was already established and she made no modifications nor added new terms to it. The
optimisation method was also questionable since, she showed a quadratic curve type which she
used to determine the minima and maxima. However, this in itself is flawed since as mentioned
before going by a logarithmic law, the asymptote at y=0 or y=β (β being a constant) makes
finding the minima “infinitely” impossible.
Similarly, Matthew Holmes from Newcastle University investigated the infrastructure resilience
(risk of cascading failure). He talked about the lag time (telephone exchange failure) in the
network system induced by the wastewater treatment plant to the storage room and its effect on
his modelling. However, this fact was never included in his model to quantitatively study its
impact, nor did he show any concrete validation or calibration. He concluded to say that smart is
thinking about systems and understanding your risks.
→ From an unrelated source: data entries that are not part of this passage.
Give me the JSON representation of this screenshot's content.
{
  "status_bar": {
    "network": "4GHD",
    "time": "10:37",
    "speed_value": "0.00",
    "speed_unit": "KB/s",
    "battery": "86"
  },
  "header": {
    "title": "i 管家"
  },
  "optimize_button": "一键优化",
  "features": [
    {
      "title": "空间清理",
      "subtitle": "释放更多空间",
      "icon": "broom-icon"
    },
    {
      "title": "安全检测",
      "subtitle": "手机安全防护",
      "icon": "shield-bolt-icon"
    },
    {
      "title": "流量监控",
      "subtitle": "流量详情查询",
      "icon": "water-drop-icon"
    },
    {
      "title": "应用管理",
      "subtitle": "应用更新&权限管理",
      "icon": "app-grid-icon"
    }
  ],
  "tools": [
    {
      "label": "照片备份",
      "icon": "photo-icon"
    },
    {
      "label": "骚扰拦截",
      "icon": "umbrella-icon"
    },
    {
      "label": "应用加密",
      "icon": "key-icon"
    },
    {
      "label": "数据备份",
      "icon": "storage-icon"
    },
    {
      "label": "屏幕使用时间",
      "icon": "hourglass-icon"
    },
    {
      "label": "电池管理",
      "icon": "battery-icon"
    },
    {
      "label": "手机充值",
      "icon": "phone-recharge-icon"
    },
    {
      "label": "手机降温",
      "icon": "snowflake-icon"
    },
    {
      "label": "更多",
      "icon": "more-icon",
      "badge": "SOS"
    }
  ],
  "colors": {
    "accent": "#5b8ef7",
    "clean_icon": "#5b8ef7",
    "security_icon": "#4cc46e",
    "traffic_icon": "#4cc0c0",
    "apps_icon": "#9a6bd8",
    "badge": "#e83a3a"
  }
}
But trying to be smart often gets
complicated and ultimately, being smart is all about managing this complexity.
Finally, Franck Jones (report’s author) from Brunel University established a new model for TMP
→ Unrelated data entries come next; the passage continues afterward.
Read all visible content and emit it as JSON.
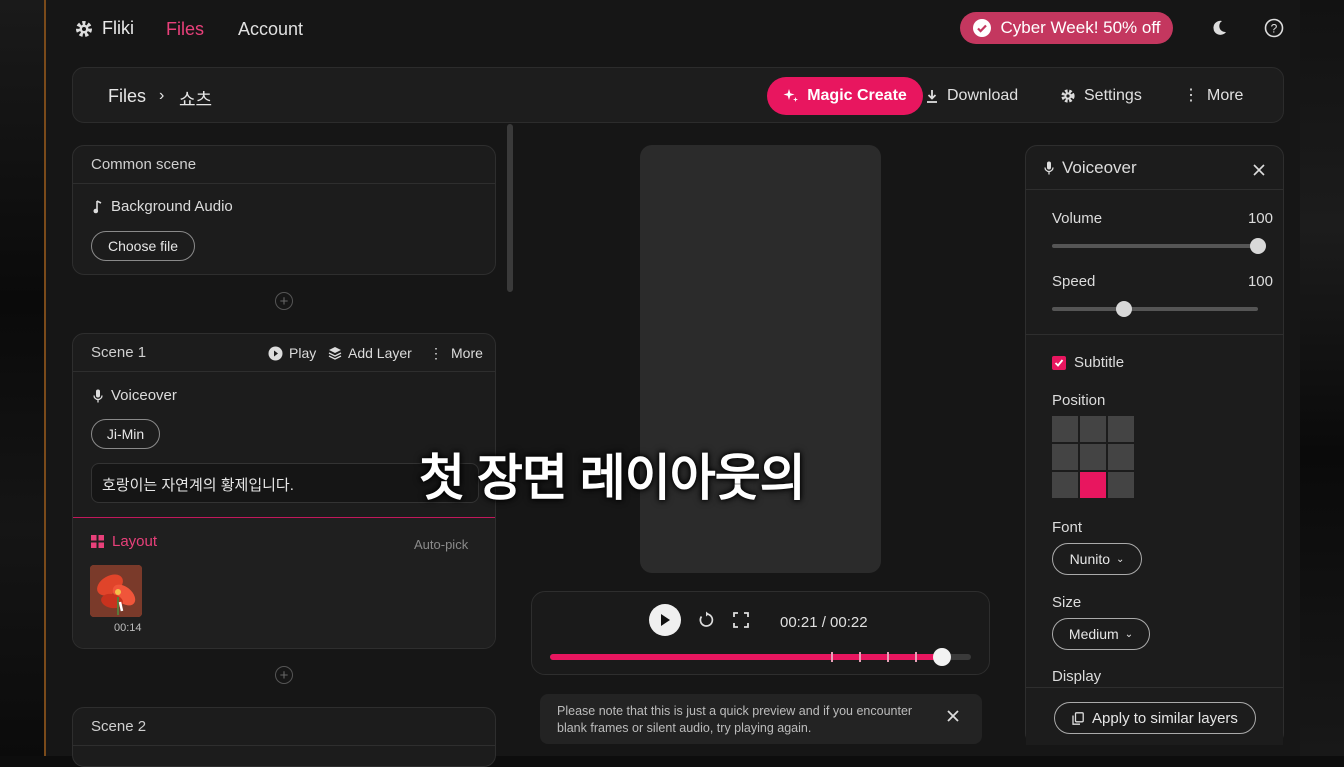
{
  "nav": {
    "app_name": "Fliki",
    "links": [
      {
        "label": "Files",
        "active": true
      },
      {
        "label": "Account",
        "active": false
      }
    ],
    "promo": "Cyber Week! 50% off"
  },
  "toolbar": {
    "breadcrumb": [
      "Files",
      "쇼츠"
    ],
    "magic_create": "Magic Create",
    "download": "Download",
    "settings": "Settings",
    "more": "More"
  },
  "common_scene": {
    "title": "Common scene",
    "background_audio": "Background Audio",
    "choose_file": "Choose file"
  },
  "scene1": {
    "title": "Scene 1",
    "play": "Play",
    "add_layer": "Add Layer",
    "more": "More",
    "voiceover_label": "Voiceover",
    "voice_name": "Ji-Min",
    "script_text": "호랑이는 자연계의 황제입니다.",
    "layout_label": "Layout",
    "auto_pick": "Auto-pick",
    "thumb_time": "00:14"
  },
  "scene2": {
    "title": "Scene 2"
  },
  "player": {
    "time": "00:21 / 00:22",
    "progress": 0.93
  },
  "preview_note": "Please note that this is just a quick preview and if you encounter blank frames or silent audio, try playing again.",
  "overlay_subtitle": "첫 장면 레이아웃의",
  "voiceover_panel": {
    "title": "Voiceover",
    "volume_label": "Volume",
    "volume_value": "100",
    "volume_level": 1.0,
    "speed_label": "Speed",
    "speed_value": "100",
    "speed_level": 0.35,
    "subtitle_label": "Subtitle",
    "subtitle_checked": true,
    "position_label": "Position",
    "position_selected": "bottom-center",
    "font_label": "Font",
    "font_value": "Nunito",
    "size_label": "Size",
    "size_value": "Medium",
    "display_label": "Display",
    "apply_button": "Apply to similar layers"
  },
  "colors": {
    "accent": "#e8165f",
    "active_link": "#e8407a",
    "promo_bg": "#c4375f"
  }
}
(transmembrane pressure) rise calculation during membrane fouling in a rotating membrane
bioreactor (MBR) system under constant flow. This was preceded by the development of an
initial fouling model under constant TMP and then later modified to include hydrodynamics (i.e.
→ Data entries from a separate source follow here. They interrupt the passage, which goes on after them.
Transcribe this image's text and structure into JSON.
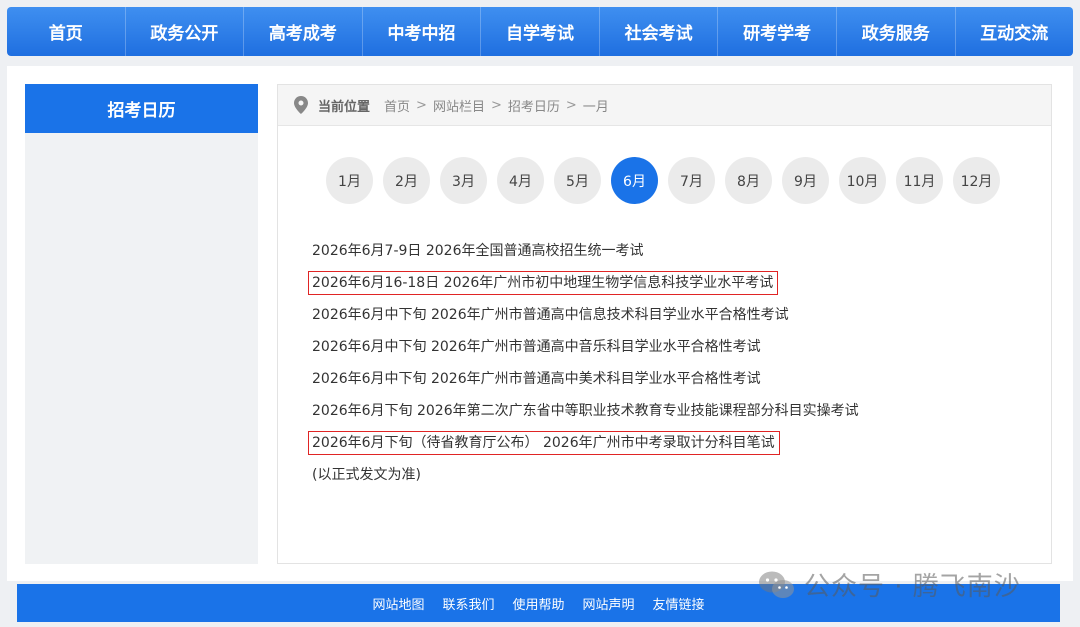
{
  "nav": [
    "首页",
    "政务公开",
    "高考成考",
    "中考中招",
    "自学考试",
    "社会考试",
    "研考学考",
    "政务服务",
    "互动交流"
  ],
  "sidebar": {
    "title": "招考日历"
  },
  "breadcrumb": {
    "label": "当前位置",
    "items": [
      "首页",
      "网站栏目",
      "招考日历",
      "一月"
    ],
    "sep": ">"
  },
  "months": [
    "1月",
    "2月",
    "3月",
    "4月",
    "5月",
    "6月",
    "7月",
    "8月",
    "9月",
    "10月",
    "11月",
    "12月"
  ],
  "active_month_index": 5,
  "events": [
    {
      "text": "2026年6月7-9日 2026年全国普通高校招生统一考试",
      "highlight": false
    },
    {
      "text": "2026年6月16-18日 2026年广州市初中地理生物学信息科技学业水平考试",
      "highlight": true
    },
    {
      "text": "2026年6月中下旬 2026年广州市普通高中信息技术科目学业水平合格性考试",
      "highlight": false
    },
    {
      "text": "2026年6月中下旬 2026年广州市普通高中音乐科目学业水平合格性考试",
      "highlight": false
    },
    {
      "text": "2026年6月中下旬 2026年广州市普通高中美术科目学业水平合格性考试",
      "highlight": false
    },
    {
      "text": "2026年6月下旬 2026年第二次广东省中等职业技术教育专业技能课程部分科目实操考试",
      "highlight": false
    },
    {
      "text": "2026年6月下旬（待省教育厅公布） 2026年广州市中考录取计分科目笔试",
      "highlight": true
    },
    {
      "text": "(以正式发文为准)",
      "highlight": false
    }
  ],
  "footer": [
    "网站地图",
    "联系我们",
    "使用帮助",
    "网站声明",
    "友情链接"
  ],
  "watermark": "公众号 · 腾飞南沙",
  "colors": {
    "primary": "#1a73e8",
    "highlight": "#e02424"
  }
}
air scouring, rotation, etc.). Starting from Hermia (1982) a fouling model was initially established
to determine different fouling mechanisms based on power laws. This was later modified by
Orsello (2006) for a dead-end filtration. Paul (2013), the author’s supervisor, further modified
this model for a side-stream membrane while also including the SMP (soluble microbial
products) effects. Lastly, the author reformulated these models for a rotating MBR introducing
for the first time the rheology of the activated sludge, shear effects and the air scouring impact.
Validation was done using various sets of data and calibration was done for short term filtration.
However, the author has yet to carry out a full calibration using long term filtration data and high
MLSS concentrations (> 5 g/l). It was concluded that viscosity indirectly affected the MLSS and
that the concentration of SMP appears to be correlated to the mixed liquor concentration.
Although the conference as a whole wasn’t very technical, it boasted a lot of positive points.
Such as new techniques being developed for trickling filters, issues from countries such as Libya
and Saudi Arabia being in dire need of water in certain regions since it is very scare, new business
techniques being implemented, introduction of air management in the wastewater industry and
finally impact of climate change on DOC production, were all refreshing new ideas introduced
into the field. More importantly networking allowed the author to gain valuable contacts that
would prove useful during the lifespan of his PhD.
Duclos-Orselloa, C., Li, W., Hob, C-C., 2006. A three mechanism model to describe fouling of
microfiltration membranes. Journal of Membrane Science, 280(1-2), pp. 856-866.
Hermia, J., 1982. Constant pressure blocking filtration laws-application to power-law non-Newtonian
fluids. Trans. IChemE., Volume 60a, pp.183-187.
Paul, P., 2013. Development and Testing of a Fully Adaptable Membrane Bioreactor Fouling Model for a
Sidestream Configuration System. Membranes 2013, 3(2), pp. 24-43.
Franck Jones
Pictures of Conference
Figure 3. Gala dinner, Manchester United Youth
Chorus (vocal) group (IWA, 2014)